Possible genetic link discovered
Sudden infant death syndrome ranks among a parent's greatest fears: a healthy baby put to sleep at night fails to wake up. The fear is compounded because researchers still don't know exactly what causes seemingly healthy babies not to wake up. Sleep position is considered the most likely culprit, but this year, researchers announced there also might be a genetic explanation for SIDS. The gene, 5--HTT, had a long allele characteristic in some of the infants who died of SIDS. An allele is one member of a pair of genes, the hereditary characteristics of human beings. The 5--HTT gene regulates the uptake of serotonin, a chemical in the brain that helps regulate mood, hunger and sleep. SIDS is defined as the unexpected death of an infant that cannot be explained by autopsy or medical history, according to the Centers for Disease Control and Prevention. Most SIDS deaths occur between the ages of 2 and 4 months. "But not every kid who died of SIDS had that long allele, so it's not the whole story," says Dr. Jaen Silvestri, a neonatologist at Rush--Presbyterian--St. Luke's Medical Center in Chicago and one of the researchers. "Still, right now it's trying to figure out what else we need to explore." For now, only one thing is definite, Silvestri says: "The sleeping environment is really important." That message, however, isn't getting out to everyone. In Chicago, African--American infants represented 38 percent of total live births in Chicago in 2001 but accounted for 89 percent of SIDS deaths, according to the Illinois Department of Public Health. And while no white and only four Hispanic infants died of SIDS in 2001, 33 black infants did. Why the racial disparity? "Not everyone is back sleeping," says Nancy Maruyama, a registered nurse and executive director of educational and community services at the SIDS Alliance of Illinois. National SIDS rates have decreased by more than 50 percent since 1992 when the American Academy of Pediatrics launched its "Back to Sleep" campaign to get parents to put their infants to sleep on their backs instead of their stomachs or sides. Black mothers, focus group results show, thought the "Back to Sleep" campaign was "advertising, perhaps for a mattress," says Yvonne Maddox, deputy director of the National Institute of Child Health and Human Development.
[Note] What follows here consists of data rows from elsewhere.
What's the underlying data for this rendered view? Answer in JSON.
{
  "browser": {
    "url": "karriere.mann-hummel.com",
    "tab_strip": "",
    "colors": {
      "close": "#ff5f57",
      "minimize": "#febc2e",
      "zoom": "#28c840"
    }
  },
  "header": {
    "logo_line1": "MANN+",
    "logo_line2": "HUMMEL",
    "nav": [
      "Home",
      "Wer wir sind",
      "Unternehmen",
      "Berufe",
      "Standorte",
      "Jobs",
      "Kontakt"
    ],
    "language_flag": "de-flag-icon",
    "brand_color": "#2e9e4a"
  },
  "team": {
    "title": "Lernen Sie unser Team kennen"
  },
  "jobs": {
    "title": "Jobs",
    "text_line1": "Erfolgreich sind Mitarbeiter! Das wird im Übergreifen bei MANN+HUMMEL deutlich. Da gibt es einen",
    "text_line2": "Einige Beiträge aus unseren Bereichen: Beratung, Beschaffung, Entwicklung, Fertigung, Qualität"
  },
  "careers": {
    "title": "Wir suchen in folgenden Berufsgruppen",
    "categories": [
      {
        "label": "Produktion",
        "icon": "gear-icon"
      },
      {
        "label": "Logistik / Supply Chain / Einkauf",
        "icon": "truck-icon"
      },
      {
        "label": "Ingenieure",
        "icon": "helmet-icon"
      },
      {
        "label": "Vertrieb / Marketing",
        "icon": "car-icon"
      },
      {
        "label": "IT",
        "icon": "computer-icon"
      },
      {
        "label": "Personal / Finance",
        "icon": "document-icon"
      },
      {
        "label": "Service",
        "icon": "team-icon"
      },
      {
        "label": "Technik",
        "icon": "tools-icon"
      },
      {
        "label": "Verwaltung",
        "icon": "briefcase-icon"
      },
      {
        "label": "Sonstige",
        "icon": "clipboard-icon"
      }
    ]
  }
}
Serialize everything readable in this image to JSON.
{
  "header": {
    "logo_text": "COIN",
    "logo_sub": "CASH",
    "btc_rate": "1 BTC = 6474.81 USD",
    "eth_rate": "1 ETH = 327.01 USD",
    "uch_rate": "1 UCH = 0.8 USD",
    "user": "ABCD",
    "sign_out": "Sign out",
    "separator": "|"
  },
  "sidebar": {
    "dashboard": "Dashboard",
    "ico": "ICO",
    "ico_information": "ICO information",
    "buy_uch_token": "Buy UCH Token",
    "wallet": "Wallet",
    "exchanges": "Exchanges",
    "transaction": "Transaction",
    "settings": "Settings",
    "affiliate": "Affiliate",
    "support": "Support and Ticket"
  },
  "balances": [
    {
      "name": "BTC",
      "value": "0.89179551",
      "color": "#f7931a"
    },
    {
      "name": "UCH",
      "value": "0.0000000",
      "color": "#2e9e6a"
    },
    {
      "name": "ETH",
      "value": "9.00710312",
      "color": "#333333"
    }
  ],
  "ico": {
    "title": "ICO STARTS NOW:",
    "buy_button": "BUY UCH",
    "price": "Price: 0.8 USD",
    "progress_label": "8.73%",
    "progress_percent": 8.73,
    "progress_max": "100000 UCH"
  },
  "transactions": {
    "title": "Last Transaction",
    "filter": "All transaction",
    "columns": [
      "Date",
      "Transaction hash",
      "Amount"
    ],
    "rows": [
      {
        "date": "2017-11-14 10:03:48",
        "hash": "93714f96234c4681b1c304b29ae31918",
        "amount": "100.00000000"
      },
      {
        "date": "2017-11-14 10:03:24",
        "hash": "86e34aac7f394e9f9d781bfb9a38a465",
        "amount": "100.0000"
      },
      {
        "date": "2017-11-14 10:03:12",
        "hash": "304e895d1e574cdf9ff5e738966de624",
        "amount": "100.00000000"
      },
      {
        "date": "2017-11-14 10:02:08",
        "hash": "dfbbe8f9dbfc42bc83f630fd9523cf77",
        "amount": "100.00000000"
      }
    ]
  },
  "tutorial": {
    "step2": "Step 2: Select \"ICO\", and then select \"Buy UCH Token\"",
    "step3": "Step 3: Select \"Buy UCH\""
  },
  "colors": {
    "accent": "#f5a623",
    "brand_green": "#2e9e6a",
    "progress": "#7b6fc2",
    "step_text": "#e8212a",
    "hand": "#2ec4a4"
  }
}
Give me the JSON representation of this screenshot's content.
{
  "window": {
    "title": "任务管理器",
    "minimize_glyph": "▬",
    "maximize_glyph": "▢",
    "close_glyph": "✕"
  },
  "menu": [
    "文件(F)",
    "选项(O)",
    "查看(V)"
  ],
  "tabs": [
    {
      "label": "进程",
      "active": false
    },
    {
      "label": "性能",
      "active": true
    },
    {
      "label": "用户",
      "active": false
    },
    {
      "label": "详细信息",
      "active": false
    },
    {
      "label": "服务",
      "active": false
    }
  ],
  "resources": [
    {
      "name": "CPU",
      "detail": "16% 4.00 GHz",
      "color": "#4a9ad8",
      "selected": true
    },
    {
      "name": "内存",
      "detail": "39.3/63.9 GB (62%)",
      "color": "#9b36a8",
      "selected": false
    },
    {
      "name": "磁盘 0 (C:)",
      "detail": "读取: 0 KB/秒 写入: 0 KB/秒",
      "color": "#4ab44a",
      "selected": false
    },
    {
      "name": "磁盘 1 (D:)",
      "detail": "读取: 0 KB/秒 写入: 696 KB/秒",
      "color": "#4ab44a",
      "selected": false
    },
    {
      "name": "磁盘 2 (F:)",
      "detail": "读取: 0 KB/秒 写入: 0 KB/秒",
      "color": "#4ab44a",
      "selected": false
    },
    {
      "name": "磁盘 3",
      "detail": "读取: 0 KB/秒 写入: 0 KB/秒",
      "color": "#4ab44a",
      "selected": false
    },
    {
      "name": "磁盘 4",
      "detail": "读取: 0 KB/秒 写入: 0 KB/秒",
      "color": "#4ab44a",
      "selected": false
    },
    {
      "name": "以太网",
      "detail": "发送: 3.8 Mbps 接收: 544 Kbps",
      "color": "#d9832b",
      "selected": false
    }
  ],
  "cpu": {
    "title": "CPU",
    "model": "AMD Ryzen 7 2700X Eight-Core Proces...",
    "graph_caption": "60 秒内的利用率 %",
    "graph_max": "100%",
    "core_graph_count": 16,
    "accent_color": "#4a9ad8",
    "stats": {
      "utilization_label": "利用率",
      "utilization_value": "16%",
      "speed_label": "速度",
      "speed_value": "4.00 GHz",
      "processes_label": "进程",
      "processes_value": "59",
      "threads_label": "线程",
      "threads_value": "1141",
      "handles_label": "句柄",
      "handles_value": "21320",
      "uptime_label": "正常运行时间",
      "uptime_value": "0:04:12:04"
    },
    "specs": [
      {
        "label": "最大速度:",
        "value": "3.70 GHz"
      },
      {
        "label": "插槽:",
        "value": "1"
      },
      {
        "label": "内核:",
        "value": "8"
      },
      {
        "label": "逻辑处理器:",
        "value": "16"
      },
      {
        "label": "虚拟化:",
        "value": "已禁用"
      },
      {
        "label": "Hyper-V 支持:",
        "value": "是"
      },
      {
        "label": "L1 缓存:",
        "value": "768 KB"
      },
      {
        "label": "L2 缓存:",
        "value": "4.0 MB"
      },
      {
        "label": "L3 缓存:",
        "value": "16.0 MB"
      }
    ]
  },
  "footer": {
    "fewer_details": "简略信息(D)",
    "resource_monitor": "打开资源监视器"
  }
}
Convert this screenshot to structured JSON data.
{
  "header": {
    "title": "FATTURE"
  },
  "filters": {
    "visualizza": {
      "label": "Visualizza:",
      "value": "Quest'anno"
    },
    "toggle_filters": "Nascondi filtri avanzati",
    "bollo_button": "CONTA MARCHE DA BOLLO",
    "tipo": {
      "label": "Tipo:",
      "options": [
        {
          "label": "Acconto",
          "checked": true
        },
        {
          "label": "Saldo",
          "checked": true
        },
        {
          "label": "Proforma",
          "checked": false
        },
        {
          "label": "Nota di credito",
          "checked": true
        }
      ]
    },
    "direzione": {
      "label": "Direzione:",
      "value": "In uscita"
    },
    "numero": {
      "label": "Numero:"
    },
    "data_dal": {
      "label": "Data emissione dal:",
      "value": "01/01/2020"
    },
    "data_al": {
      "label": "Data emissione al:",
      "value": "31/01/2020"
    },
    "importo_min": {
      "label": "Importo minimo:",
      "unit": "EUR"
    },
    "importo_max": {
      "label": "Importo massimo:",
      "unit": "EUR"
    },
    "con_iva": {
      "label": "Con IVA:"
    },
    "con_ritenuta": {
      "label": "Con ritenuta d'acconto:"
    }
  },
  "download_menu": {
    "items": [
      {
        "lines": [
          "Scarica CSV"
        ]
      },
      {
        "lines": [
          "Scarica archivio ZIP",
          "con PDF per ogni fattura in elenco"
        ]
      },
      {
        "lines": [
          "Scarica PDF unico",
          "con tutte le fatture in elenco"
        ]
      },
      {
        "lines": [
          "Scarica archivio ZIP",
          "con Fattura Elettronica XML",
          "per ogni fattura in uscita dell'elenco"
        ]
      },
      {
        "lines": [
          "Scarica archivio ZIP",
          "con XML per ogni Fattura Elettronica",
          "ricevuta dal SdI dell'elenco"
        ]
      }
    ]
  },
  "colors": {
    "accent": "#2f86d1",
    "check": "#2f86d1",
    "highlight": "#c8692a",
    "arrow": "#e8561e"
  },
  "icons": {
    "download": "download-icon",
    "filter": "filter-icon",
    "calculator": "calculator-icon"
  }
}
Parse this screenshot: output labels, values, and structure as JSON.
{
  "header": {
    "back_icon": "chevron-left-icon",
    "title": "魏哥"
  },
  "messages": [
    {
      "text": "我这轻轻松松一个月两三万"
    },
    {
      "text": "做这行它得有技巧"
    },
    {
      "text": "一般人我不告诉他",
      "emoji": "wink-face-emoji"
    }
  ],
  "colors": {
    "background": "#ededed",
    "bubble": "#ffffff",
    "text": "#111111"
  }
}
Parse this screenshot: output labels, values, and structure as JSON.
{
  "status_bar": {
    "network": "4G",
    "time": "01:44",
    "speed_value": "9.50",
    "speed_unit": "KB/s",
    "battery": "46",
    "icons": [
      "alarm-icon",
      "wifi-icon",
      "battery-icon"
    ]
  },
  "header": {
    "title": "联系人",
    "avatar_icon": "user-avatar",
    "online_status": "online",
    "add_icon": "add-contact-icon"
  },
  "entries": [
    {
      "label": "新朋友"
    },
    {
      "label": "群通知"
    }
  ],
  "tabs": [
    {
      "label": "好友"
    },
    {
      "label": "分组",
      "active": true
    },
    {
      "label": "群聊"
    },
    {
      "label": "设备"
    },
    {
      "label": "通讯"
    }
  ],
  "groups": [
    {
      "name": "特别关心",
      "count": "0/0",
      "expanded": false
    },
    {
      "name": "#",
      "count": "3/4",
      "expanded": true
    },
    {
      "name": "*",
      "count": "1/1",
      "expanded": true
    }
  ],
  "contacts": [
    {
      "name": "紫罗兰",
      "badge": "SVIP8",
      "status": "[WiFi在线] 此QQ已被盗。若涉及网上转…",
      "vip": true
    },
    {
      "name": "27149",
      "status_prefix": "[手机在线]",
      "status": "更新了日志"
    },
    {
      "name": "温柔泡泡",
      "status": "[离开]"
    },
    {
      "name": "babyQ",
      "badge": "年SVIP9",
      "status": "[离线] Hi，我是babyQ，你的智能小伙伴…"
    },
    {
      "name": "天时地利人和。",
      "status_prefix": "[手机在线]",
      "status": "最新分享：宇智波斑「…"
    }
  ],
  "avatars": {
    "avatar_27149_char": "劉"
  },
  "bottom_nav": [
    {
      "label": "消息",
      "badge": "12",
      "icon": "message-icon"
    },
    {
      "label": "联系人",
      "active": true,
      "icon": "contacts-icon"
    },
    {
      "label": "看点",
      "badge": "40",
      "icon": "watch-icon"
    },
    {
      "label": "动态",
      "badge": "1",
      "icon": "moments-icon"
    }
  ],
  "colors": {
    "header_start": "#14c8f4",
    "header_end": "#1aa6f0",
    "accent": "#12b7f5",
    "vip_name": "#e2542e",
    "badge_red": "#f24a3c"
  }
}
In 2000, the slogan was changed to "Babies Sleep Safest on Their Backs." Other risk factors for SIDS include overheating, lack of breastfeeding, second--hand tobacco smoke, bed sharing, excessively soft beds, low birth weight, poor prenatal care, young motherhood and poverty. Maruyama, who lost a child to SIDS in 1985, says the good news is that the SIDS death rate in Illinois has decreased 63 percent since 1993. In Chicago, the biggest decreases have occurred in the last three years, adds Shirley Fleming, first deputy commissioner of the Chicago Department of Public Health. "What we are continuing to see is that numbers continue to come down," Fleming says. "But they have come down faster in the white community. "Years of beliefs and understanding about ways to sleep—that takes years to change," she says.
-- Teresa Black and Beth Lawton Medill News Service